• **Exercise instructions**:
Search the data for the word "nOcean" and copy each line that has it.
━━━━━ Working data
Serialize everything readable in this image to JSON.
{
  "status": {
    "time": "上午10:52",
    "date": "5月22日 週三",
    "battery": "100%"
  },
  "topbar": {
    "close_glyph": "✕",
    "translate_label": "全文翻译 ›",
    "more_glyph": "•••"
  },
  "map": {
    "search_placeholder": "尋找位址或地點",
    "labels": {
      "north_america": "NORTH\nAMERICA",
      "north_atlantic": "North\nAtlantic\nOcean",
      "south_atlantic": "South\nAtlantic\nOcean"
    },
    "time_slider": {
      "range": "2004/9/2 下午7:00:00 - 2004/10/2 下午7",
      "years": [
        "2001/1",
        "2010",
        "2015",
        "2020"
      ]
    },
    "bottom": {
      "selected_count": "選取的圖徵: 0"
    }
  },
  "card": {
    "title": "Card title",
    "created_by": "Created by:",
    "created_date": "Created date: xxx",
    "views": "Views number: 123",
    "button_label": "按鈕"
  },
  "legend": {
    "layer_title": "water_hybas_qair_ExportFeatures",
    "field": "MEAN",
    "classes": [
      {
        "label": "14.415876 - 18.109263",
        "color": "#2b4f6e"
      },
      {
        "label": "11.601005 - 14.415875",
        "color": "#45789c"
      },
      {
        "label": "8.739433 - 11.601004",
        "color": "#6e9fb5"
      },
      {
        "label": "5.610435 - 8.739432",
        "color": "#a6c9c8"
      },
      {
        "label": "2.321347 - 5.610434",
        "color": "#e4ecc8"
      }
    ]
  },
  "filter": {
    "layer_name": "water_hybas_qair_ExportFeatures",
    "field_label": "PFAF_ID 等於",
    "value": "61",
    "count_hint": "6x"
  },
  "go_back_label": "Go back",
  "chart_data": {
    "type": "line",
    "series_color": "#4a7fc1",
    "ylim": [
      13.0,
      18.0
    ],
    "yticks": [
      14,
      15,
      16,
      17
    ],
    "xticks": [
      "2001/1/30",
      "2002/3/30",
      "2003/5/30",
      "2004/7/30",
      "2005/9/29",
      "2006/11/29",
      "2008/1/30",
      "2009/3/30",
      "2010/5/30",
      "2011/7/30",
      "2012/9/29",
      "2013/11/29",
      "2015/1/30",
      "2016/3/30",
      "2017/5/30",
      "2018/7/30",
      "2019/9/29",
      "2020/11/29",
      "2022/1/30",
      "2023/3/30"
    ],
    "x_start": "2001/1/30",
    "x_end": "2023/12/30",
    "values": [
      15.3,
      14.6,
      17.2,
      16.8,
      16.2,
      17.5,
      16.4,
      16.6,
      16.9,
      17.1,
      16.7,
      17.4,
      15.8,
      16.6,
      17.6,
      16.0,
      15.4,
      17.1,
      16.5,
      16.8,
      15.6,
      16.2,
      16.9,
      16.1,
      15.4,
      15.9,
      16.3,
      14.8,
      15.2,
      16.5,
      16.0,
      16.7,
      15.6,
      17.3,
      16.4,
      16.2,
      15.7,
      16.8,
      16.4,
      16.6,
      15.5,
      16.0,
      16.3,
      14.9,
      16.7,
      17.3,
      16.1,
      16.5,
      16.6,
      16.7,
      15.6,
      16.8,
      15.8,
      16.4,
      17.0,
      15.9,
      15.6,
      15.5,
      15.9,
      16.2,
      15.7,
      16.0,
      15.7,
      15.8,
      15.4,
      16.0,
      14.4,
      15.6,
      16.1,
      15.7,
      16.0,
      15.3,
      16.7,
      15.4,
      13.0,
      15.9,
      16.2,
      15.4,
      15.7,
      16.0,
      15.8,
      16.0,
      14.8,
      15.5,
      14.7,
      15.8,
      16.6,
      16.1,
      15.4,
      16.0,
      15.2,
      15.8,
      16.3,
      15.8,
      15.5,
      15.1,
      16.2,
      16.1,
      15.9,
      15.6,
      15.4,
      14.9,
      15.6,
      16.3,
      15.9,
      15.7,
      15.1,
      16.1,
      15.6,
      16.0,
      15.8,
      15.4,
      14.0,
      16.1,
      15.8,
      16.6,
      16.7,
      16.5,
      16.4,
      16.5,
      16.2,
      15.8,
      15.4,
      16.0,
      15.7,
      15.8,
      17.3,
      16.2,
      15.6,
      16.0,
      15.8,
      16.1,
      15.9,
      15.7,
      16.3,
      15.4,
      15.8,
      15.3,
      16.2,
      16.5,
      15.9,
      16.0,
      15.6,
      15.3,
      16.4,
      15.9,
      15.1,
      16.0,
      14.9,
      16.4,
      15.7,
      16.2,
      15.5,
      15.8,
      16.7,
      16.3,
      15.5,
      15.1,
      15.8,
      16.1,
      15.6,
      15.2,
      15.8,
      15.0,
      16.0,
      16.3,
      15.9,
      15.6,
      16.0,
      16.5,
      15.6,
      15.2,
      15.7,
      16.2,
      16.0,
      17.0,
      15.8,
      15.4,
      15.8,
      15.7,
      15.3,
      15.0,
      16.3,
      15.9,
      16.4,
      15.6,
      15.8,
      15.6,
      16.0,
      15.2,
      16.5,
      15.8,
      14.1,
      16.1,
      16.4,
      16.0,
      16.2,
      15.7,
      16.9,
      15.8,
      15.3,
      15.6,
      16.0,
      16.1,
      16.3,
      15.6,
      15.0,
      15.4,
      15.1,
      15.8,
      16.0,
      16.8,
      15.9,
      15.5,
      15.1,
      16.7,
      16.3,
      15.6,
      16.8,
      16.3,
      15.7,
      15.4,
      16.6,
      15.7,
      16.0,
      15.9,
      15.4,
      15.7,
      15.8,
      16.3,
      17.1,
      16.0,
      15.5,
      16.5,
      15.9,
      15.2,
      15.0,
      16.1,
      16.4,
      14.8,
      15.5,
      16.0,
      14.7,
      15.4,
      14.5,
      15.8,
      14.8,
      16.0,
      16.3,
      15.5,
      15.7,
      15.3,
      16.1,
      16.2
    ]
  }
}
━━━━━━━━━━
• **Response area**:
      "north_atlantic": "North\nAtlantic\nOcean",
      "south_atlantic": "South\nAtlantic\nOcean"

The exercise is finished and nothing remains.